Whatever appears in the entries must be given again exactly.

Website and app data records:
╔══

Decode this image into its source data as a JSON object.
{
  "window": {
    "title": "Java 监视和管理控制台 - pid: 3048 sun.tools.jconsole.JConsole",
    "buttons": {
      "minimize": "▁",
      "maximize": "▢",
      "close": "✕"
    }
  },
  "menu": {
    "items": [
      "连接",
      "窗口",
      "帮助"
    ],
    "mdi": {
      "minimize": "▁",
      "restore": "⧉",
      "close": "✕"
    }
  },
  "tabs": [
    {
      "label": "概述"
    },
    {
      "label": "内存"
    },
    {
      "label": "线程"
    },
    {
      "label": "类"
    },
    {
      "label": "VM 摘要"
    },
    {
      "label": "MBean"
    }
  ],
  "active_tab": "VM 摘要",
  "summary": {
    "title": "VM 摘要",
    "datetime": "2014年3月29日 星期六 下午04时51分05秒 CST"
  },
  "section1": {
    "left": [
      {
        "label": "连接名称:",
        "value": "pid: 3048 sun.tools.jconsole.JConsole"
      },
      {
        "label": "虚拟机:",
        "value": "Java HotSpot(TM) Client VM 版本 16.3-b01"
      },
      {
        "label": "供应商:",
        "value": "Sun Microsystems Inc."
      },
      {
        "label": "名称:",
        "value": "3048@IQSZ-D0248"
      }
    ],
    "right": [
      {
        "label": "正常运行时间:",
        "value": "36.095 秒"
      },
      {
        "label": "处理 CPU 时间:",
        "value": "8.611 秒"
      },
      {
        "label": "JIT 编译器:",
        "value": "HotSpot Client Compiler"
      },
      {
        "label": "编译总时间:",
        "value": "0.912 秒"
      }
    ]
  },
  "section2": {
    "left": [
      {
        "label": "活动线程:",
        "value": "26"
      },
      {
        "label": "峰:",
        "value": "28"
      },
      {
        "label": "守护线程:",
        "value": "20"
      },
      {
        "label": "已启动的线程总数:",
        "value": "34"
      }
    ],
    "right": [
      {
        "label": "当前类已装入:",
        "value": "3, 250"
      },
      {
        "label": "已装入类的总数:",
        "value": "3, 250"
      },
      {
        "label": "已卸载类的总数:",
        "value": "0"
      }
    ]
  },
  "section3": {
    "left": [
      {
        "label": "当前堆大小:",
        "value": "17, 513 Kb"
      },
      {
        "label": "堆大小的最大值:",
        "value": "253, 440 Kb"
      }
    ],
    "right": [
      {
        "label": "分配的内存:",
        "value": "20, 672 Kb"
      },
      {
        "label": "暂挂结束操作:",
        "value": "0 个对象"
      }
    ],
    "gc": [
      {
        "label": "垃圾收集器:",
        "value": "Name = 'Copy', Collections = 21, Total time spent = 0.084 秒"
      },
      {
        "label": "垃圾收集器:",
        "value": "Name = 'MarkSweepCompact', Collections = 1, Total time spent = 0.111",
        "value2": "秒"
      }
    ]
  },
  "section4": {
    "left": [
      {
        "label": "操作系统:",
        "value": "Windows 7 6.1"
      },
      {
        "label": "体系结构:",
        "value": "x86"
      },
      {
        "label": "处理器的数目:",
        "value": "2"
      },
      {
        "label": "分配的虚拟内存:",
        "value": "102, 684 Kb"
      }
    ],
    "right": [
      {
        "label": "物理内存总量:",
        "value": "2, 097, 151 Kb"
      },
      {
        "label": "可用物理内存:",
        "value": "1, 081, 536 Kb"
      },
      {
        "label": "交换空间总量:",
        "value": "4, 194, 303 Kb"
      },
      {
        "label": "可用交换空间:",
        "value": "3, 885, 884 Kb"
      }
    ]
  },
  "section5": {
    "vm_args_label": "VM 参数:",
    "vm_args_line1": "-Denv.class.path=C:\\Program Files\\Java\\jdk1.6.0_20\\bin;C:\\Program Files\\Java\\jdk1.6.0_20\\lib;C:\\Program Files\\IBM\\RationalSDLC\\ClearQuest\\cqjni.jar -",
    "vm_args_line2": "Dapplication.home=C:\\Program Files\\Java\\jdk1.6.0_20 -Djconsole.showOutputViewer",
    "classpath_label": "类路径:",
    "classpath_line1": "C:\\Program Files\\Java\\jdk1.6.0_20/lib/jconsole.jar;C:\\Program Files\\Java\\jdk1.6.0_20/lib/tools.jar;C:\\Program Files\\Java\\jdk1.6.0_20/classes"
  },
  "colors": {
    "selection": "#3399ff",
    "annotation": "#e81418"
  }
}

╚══

▸ **Task solution**:
Decode this image into its source data as a JSON object.
{
  "window": {
    "title": "Java 监视和管理控制台 - pid: 3048 sun.tools.jconsole.JConsole",
    "buttons": {
      "minimize": "▁",
      "maximize": "▢",
      "close": "✕"
    }
  },
  "menu": {
    "items": [
      "连接",
      "窗口",
      "帮助"
    ],
    "mdi": {
      "minimize": "▁",
      "restore": "⧉",
      "close": "✕"
    }
  },
  "tabs": [
    {
      "label": "概述"
    },
    {
      "label": "内存"
    },
    {
      "label": "线程"
    },
    {
      "label": "类"
    },
    {
      "label": "VM 摘要"
    },
    {
      "label": "MBean"
    }
  ],
  "active_tab": "VM 摘要",
  "summary": {
    "title": "VM 摘要",
    "datetime": "2014年3月29日 星期六 下午04时51分05秒 CST"
  },
  "section1": {
    "left": [
      {
        "label": "连接名称:",
        "value": "pid: 3048 sun.tools.jconsole.JConsole"
      },
      {
        "label": "虚拟机:",
        "value": "Java HotSpot(TM) Client VM 版本 16.3-b01"
      },
      {
        "label": "供应商:",
        "value": "Sun Microsystems Inc."
      },
      {
        "label": "名称:",
        "value": "3048@IQSZ-D0248"
      }
    ],
    "right": [
      {
        "label": "正常运行时间:",
        "value": "36.095 秒"
      },
      {
        "label": "处理 CPU 时间:",
        "value": "8.611 秒"
      },
      {
        "label": "JIT 编译器:",
        "value": "HotSpot Client Compiler"
      },
      {
        "label": "编译总时间:",
        "value": "0.912 秒"
      }
    ]
  },
  "section2": {
    "left": [
      {
        "label": "活动线程:",
        "value": "26"
      },
      {
        "label": "峰:",
        "value": "28"
      },
      {
        "label": "守护线程:",
        "value": "20"
      },
      {
        "label": "已启动的线程总数:",
        "value": "34"
      }
    ],
    "right": [
      {
        "label": "当前类已装入:",
        "value": "3, 250"
      },
      {
        "label": "已装入类的总数:",
        "value": "3, 250"
      },
      {
        "label": "已卸载类的总数:",
        "value": "0"
      }
    ]
  },
  "section3": {
    "left": [
      {
        "label": "当前堆大小:",
        "value": "17, 513 Kb"
      },
      {
        "label": "堆大小的最大值:",
        "value": "253, 440 Kb"
      }
    ],
    "right": [
      {
        "label": "分配的内存:",
        "value": "20, 672 Kb"
      },
      {
        "label": "暂挂结束操作:",
        "value": "0 个对象"
      }
    ],
    "gc": [
      {
        "label": "垃圾收集器:",
        "value": "Name = 'Copy', Collections = 21, Total time spent = 0.084 秒"
      },
      {
        "label": "垃圾收集器:",
        "value": "Name = 'MarkSweepCompact', Collections = 1, Total time spent = 0.111",
        "value2": "秒"
      }
    ]
  },
  "section4": {
    "left": [
      {
        "label": "操作系统:",
        "value": "Windows 7 6.1"
      },
      {
        "label": "体系结构:",
        "value": "x86"
      },
      {
        "label": "处理器的数目:",
        "value": "2"
      },
      {
        "label": "分配的虚拟内存:",
        "value": "102, 684 Kb"
      }
    ],
    "right": [
      {
        "label": "物理内存总量:",
        "value": "2, 097, 151 Kb"
      },
      {
        "label": "可用物理内存:",
        "value": "1, 081, 536 Kb"
      },
      {
        "label": "交换空间总量:",
        "value": "4, 194, 303 Kb"
      },
      {
        "label": "可用交换空间:",
        "value": "3, 885, 884 Kb"
      }
    ]
  },
  "section5": {
    "vm_args_label": "VM 参数:",
    "vm_args_line1": "-Denv.class.path=C:\\Program Files\\Java\\jdk1.6.0_20\\bin;C:\\Program Files\\Java\\jdk1.6.0_20\\lib;C:\\Program Files\\IBM\\RationalSDLC\\ClearQuest\\cqjni.jar -",
    "vm_args_line2": "Dapplication.home=C:\\Program Files\\Java\\jdk1.6.0_20 -Djconsole.showOutputViewer",
    "classpath_label": "类路径:",
    "classpath_line1": "C:\\Program Files\\Java\\jdk1.6.0_20/lib/jconsole.jar;C:\\Program Files\\Java\\jdk1.6.0_20/lib/tools.jar;C:\\Program Files\\Java\\jdk1.6.0_20/classes"
  },
  "colors": {
    "selection": "#3399ff",
    "annotation": "#e81418"
  }
}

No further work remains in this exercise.